** DESCRIPTION OF THE TASK **
The answer should be each line from the entries below that has the word "subtitle" in it.

** DATA FOR THIS TASK **
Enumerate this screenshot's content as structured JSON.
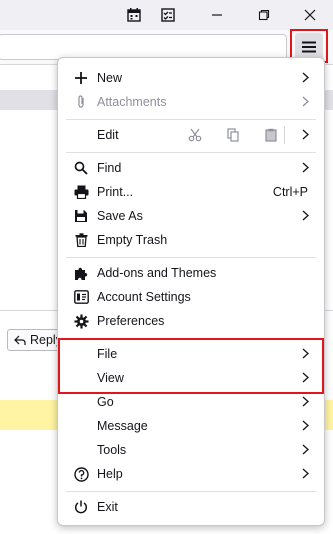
{
  "window": {
    "calendar_icon": "calendar-icon",
    "tasks_icon": "tasks-icon",
    "minimize_icon": "minimize-icon",
    "restore_icon": "restore-icon",
    "close_icon": "close-icon"
  },
  "toolbar": {
    "menu_icon": "hamburger-menu-icon"
  },
  "background": {
    "reply_label": "Reply"
  },
  "menu": {
    "new": "New",
    "attachments": "Attachments",
    "edit": "Edit",
    "find": "Find",
    "print": "Print...",
    "print_shortcut": "Ctrl+P",
    "save_as": "Save As",
    "empty_trash": "Empty Trash",
    "addons": "Add-ons and Themes",
    "account_settings": "Account Settings",
    "preferences": "Preferences",
    "file": "File",
    "view": "View",
    "go": "Go",
    "message": "Message",
    "tools": "Tools",
    "help": "Help",
    "exit": "Exit"
  },
  "colors": {
    "highlight": "#e0161b",
    "accent_yellow": "#fff4a3"
  }
}
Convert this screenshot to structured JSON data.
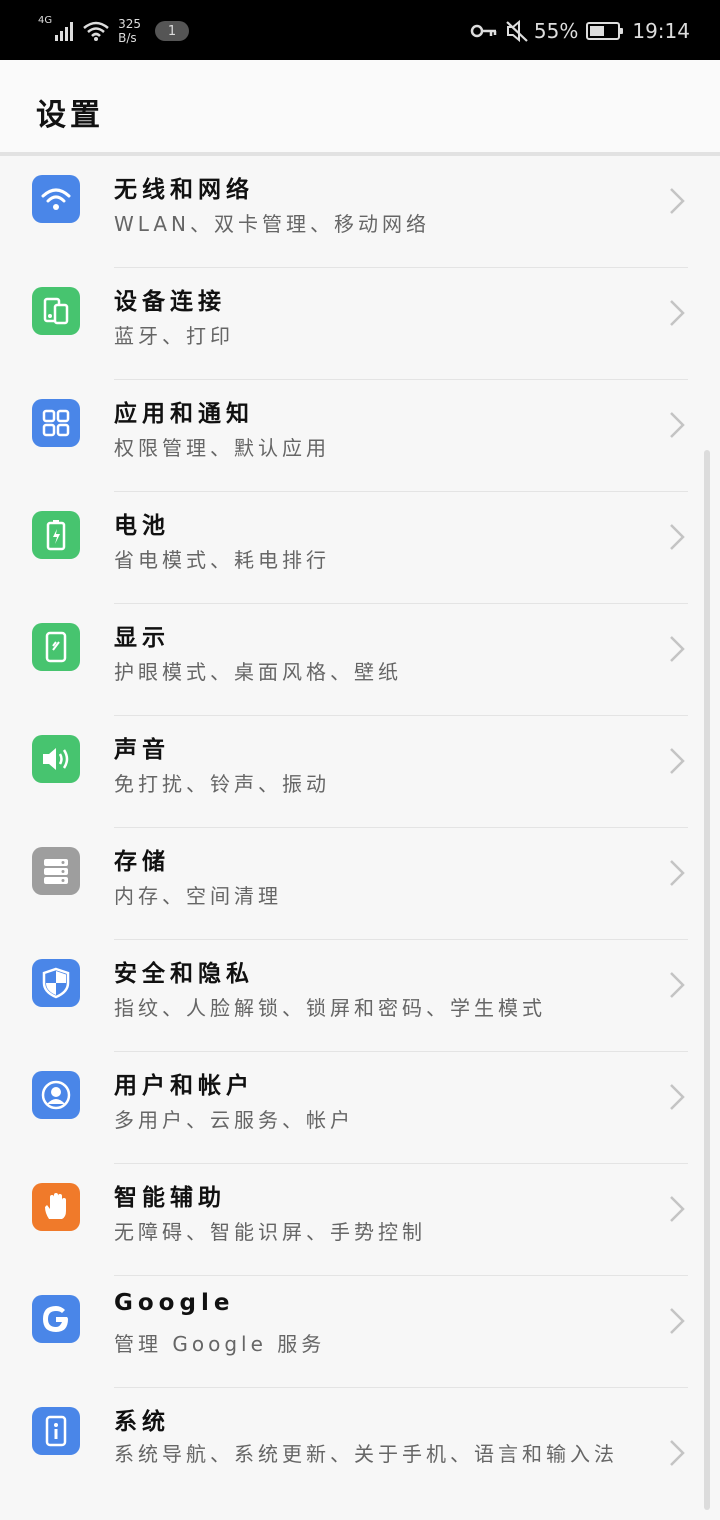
{
  "status_bar": {
    "network_type": "4G",
    "speed_value": "325",
    "speed_unit": "B/s",
    "notification_count": "1",
    "battery_percent": "55%",
    "battery_level": 0.55,
    "time": "19:14"
  },
  "header": {
    "title": "设置"
  },
  "settings": [
    {
      "title": "无线和网络",
      "subtitle": "WLAN、双卡管理、移动网络",
      "icon": "wifi-icon",
      "color": "#4a86e8"
    },
    {
      "title": "设备连接",
      "subtitle": "蓝牙、打印",
      "icon": "device-connect-icon",
      "color": "#47c46f"
    },
    {
      "title": "应用和通知",
      "subtitle": "权限管理、默认应用",
      "icon": "apps-icon",
      "color": "#4a86e8"
    },
    {
      "title": "电池",
      "subtitle": "省电模式、耗电排行",
      "icon": "battery-icon",
      "color": "#47c46f"
    },
    {
      "title": "显示",
      "subtitle": "护眼模式、桌面风格、壁纸",
      "icon": "display-icon",
      "color": "#47c46f"
    },
    {
      "title": "声音",
      "subtitle": "免打扰、铃声、振动",
      "icon": "sound-icon",
      "color": "#47c46f"
    },
    {
      "title": "存储",
      "subtitle": "内存、空间清理",
      "icon": "storage-icon",
      "color": "#9e9e9e"
    },
    {
      "title": "安全和隐私",
      "subtitle": "指纹、人脸解锁、锁屏和密码、学生模式",
      "icon": "shield-icon",
      "color": "#4a86e8"
    },
    {
      "title": "用户和帐户",
      "subtitle": "多用户、云服务、帐户",
      "icon": "user-icon",
      "color": "#4a86e8"
    },
    {
      "title": "智能辅助",
      "subtitle": "无障碍、智能识屏、手势控制",
      "icon": "hand-icon",
      "color": "#f07a2a"
    },
    {
      "title": "Google",
      "subtitle": "管理 Google 服务",
      "icon": "google-icon",
      "color": "#4a86e8"
    },
    {
      "title": "系统",
      "subtitle": "系统导航、系统更新、关于手机、语言和输入法",
      "icon": "system-info-icon",
      "color": "#4a86e8"
    }
  ]
}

** RESULT OF THIS TASK **
      "subtitle": "WLAN、双卡管理、移动网络",
      "subtitle": "蓝牙、打印",
      "subtitle": "权限管理、默认应用",
      "subtitle": "省电模式、耗电排行",
      "subtitle": "护眼模式、桌面风格、壁纸",
      "subtitle": "免打扰、铃声、振动",
      "subtitle": "内存、空间清理",
      "subtitle": "指纹、人脸解锁、锁屏和密码、学生模式",
      "subtitle": "多用户、云服务、帐户",
      "subtitle": "无障碍、智能识屏、手势控制",
      "subtitle": "管理 Google 服务",
      "subtitle": "系统导航、系统更新、关于手机、语言和输入法",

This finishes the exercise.